Data records for software interfaces:

────────

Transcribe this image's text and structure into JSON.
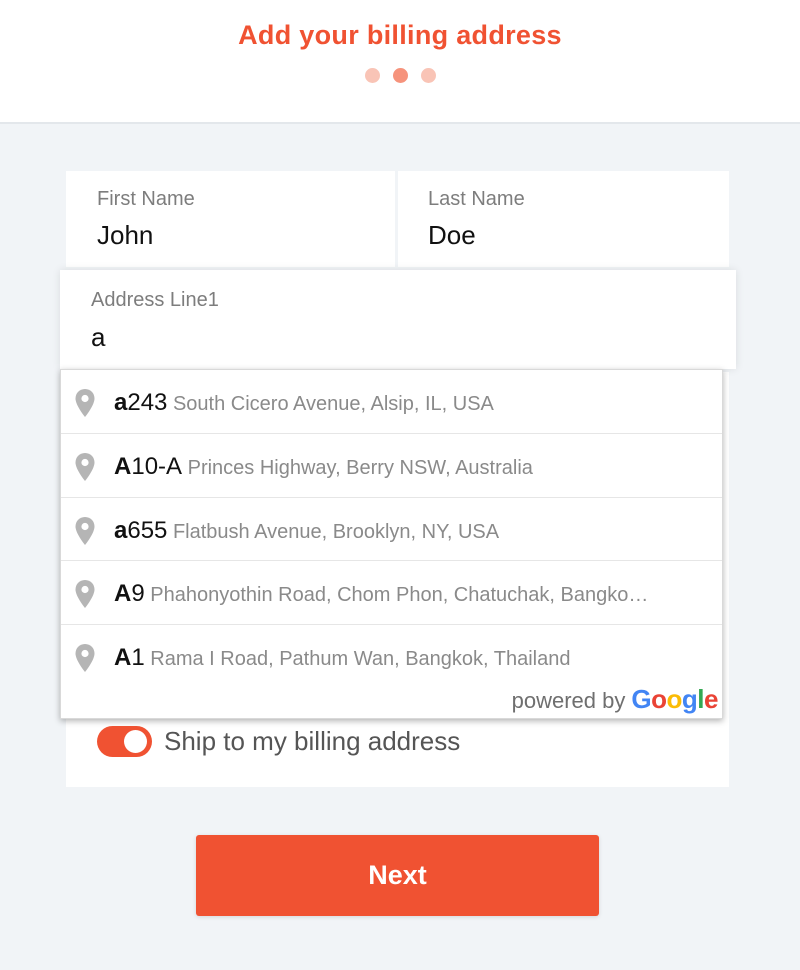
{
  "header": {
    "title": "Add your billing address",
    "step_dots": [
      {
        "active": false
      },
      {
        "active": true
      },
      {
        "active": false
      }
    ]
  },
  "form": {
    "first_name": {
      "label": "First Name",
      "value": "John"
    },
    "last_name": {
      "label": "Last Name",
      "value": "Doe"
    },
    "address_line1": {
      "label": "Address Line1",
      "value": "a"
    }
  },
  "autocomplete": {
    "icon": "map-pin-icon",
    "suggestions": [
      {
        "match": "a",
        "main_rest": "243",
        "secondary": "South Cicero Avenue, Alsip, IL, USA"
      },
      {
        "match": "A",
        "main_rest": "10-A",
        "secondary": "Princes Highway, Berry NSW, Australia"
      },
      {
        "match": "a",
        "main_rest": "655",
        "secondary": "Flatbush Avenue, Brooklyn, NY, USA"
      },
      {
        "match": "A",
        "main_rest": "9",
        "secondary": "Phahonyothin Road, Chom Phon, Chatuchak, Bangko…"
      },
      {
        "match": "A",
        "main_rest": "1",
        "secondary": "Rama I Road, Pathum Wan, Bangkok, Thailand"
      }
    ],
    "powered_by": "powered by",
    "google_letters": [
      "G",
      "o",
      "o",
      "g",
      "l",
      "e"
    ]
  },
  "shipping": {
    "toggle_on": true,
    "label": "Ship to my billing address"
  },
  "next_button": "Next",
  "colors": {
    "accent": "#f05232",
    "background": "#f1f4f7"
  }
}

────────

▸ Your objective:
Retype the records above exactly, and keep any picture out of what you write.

▸ Response to this exercise:
Transcribe this image's text and structure into JSON.
{
  "header": {
    "title": "Add your billing address",
    "step_dots": [
      {
        "active": false
      },
      {
        "active": true
      },
      {
        "active": false
      }
    ]
  },
  "form": {
    "first_name": {
      "label": "First Name",
      "value": "John"
    },
    "last_name": {
      "label": "Last Name",
      "value": "Doe"
    },
    "address_line1": {
      "label": "Address Line1",
      "value": "a"
    }
  },
  "autocomplete": {
    "icon": "map-pin-icon",
    "suggestions": [
      {
        "match": "a",
        "main_rest": "243",
        "secondary": "South Cicero Avenue, Alsip, IL, USA"
      },
      {
        "match": "A",
        "main_rest": "10-A",
        "secondary": "Princes Highway, Berry NSW, Australia"
      },
      {
        "match": "a",
        "main_rest": "655",
        "secondary": "Flatbush Avenue, Brooklyn, NY, USA"
      },
      {
        "match": "A",
        "main_rest": "9",
        "secondary": "Phahonyothin Road, Chom Phon, Chatuchak, Bangko…"
      },
      {
        "match": "A",
        "main_rest": "1",
        "secondary": "Rama I Road, Pathum Wan, Bangkok, Thailand"
      }
    ],
    "powered_by": "powered by",
    "google_letters": [
      "G",
      "o",
      "o",
      "g",
      "l",
      "e"
    ]
  },
  "shipping": {
    "toggle_on": true,
    "label": "Ship to my billing address"
  },
  "next_button": "Next",
  "colors": {
    "accent": "#f05232",
    "background": "#f1f4f7"
  }
}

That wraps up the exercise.